Moreover, individuals with certain medical conditions, such as diabetes or insulin resistance, should exercise caution when implementing cyclical keto. The fluctuation in carbohydrate intake can have a significant impact on blood sugar levels and may require close monitoring and adjustment of medication dosages.
Furthermore, the cyclical nature of this diet may not be suitable for everyone’s lifestyle. It requires careful planning and adherence to specific time frames for the ketogenic and carb loading phases. This can be challenging for individuals with busy schedules or those who frequently travel, making it difficult to maintain consistency and achieve the desired results.
Lastly, it is important to consider the psychological aspect of cyclical keto. For some individuals, the strict adherence to the ketogenic phase followed by the temporary freedom of the carb loading phase can lead to a cycle of restriction and bingeing. This can create an unhealthy relationship with food and potentially trigger disordered eating patterns.
Is Cyclical Keto the Right Diet for You?
Deciding whether cyclical keto is the right diet for you depends on various factors, including your personal goals, lifestyle, and health considerations. Consulting with a healthcare professional or registered dietitian can help you determine the most suitable approach for your individual needs.
When considering the cyclical ketogenic diet, it’s important to understand the principles behind it. The diet involves cycling between periods of low-carb, high-fat eating and periods of higher-carb, lower-fat eating. This approach aims to achieve the benefits of ketosis, a metabolic state in which your body burns fat for fuel instead of carbohydrates, while also allowing for occasional flexibility with carbohydrate intake.
One potential benefit of cyclical keto is its ability to support athletic performance. By consuming higher amounts of carbohydrates during specific periods, athletes can replenish glycogen stores and provide their bodies with the energy needed for intense workouts or competitions. This can be particularly beneficial for endurance athletes who rely heavily on carbohydrates for sustained energy.
Additionally, cyclical keto may offer some psychological benefits. The occasional inclusion of carbohydrates can help alleviate feelings of restriction or deprivation that can sometimes accompany strict low-carb diets. This flexibility may make it easier for individuals to adhere to the diet long-term, increasing the likelihood of achieving their health and weight loss goals.
However, it’s important to note that cyclical keto may not be suitable for everyone. Individuals with certain medical conditions, such as diabetes or metabolic disorders, should exercise caution and consult with a healthcare professional before starting this diet. Additionally, those who struggle with disordered eating patterns or have a history of yo-yo dieting may find the cyclical nature of this diet challenging to navigate.
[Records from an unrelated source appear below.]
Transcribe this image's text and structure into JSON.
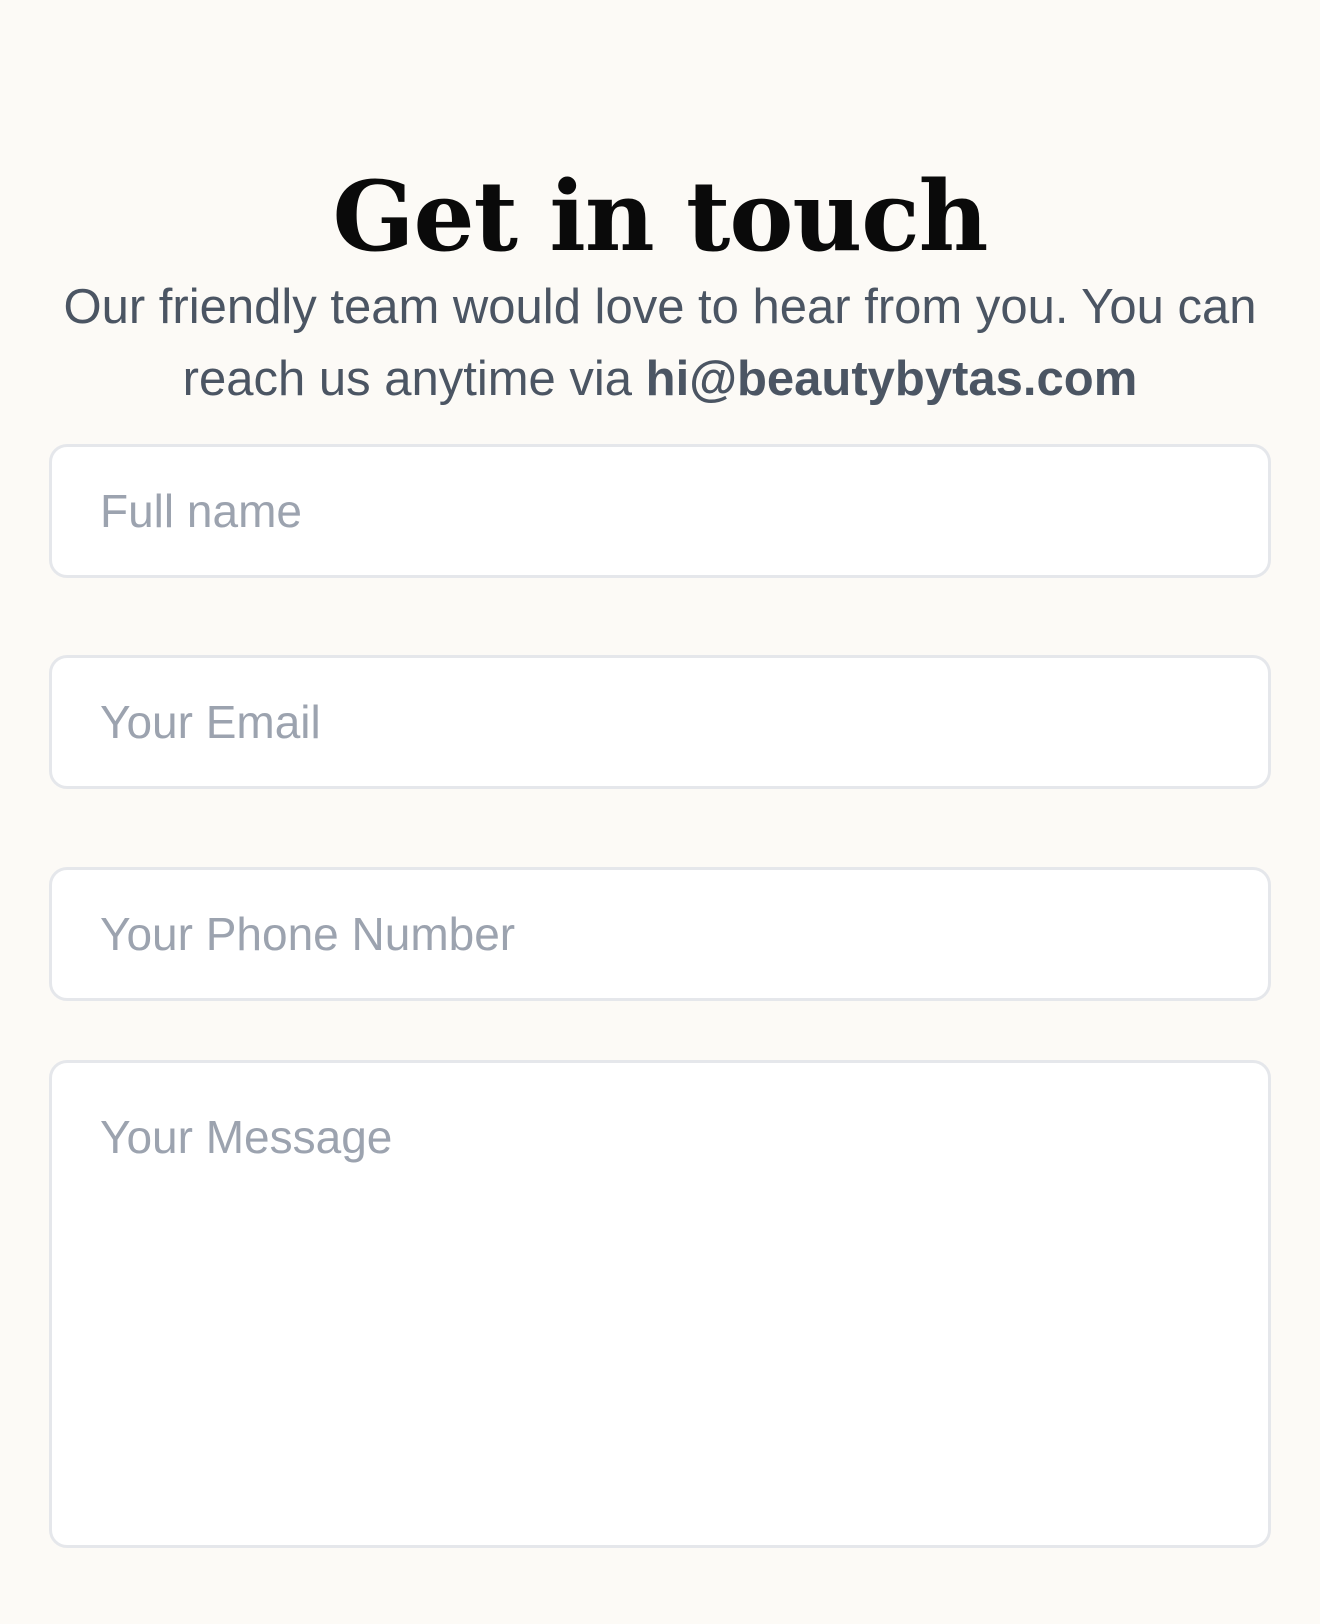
{
  "header": {
    "title": "Get in touch",
    "subtitle_text": "Our friendly team would love to hear from you. You can reach us anytime via ",
    "contact_email": "hi@beautybytas.com"
  },
  "form": {
    "full_name": {
      "placeholder": "Full name",
      "value": ""
    },
    "email": {
      "placeholder": "Your Email",
      "value": ""
    },
    "phone": {
      "placeholder": "Your Phone Number",
      "value": ""
    },
    "message": {
      "placeholder": "Your Message",
      "value": ""
    }
  },
  "colors": {
    "background": "#fcfaf6",
    "title": "#0a0a0a",
    "subtitle": "#4b5563",
    "field_border": "#e5e7eb",
    "placeholder": "#9ca3af"
  }
}
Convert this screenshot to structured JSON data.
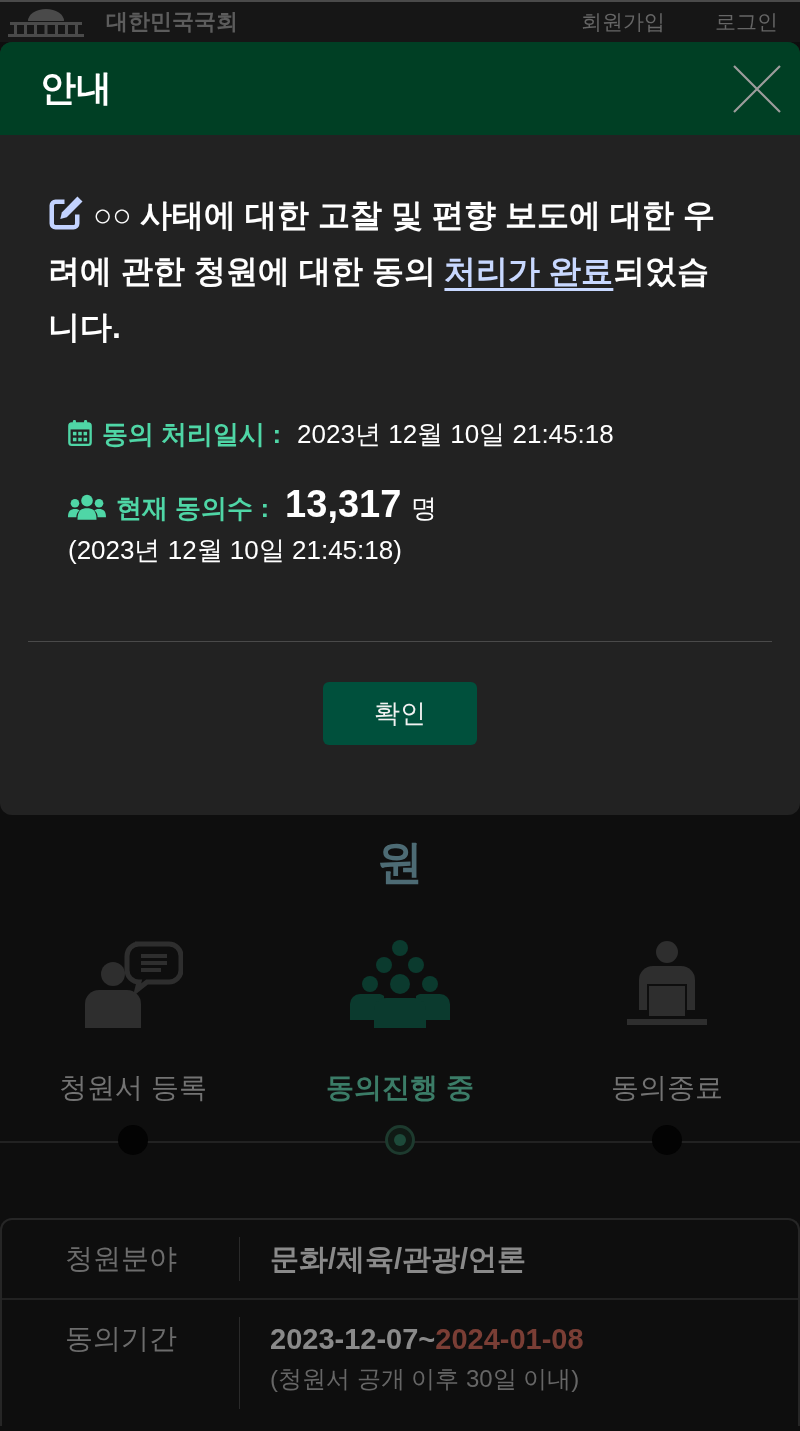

Keep in mind that nutritional needs and preferences can vary significantly from person to person. It’s essential to listen to your body, monitor your progress, and make adjustments accordingly. Some individuals may thrive on a cyclical keto approach, while others may find better success with a different dietary strategy.
In conclusion, the cyclical ketogenic diet offers a unique approach to achieve the benefits of ketosis while providing occasional flexibility with carbohydrates. Whether you are an athlete looking to optimize performance or simply exploring different dietary strategies, cyclical keto may be worth considering. Remember to prioritize a well-formulated diet, practice portion control, and seek professional guidance to ensure your diet aligns with your goals and promotes your overall health and well-being.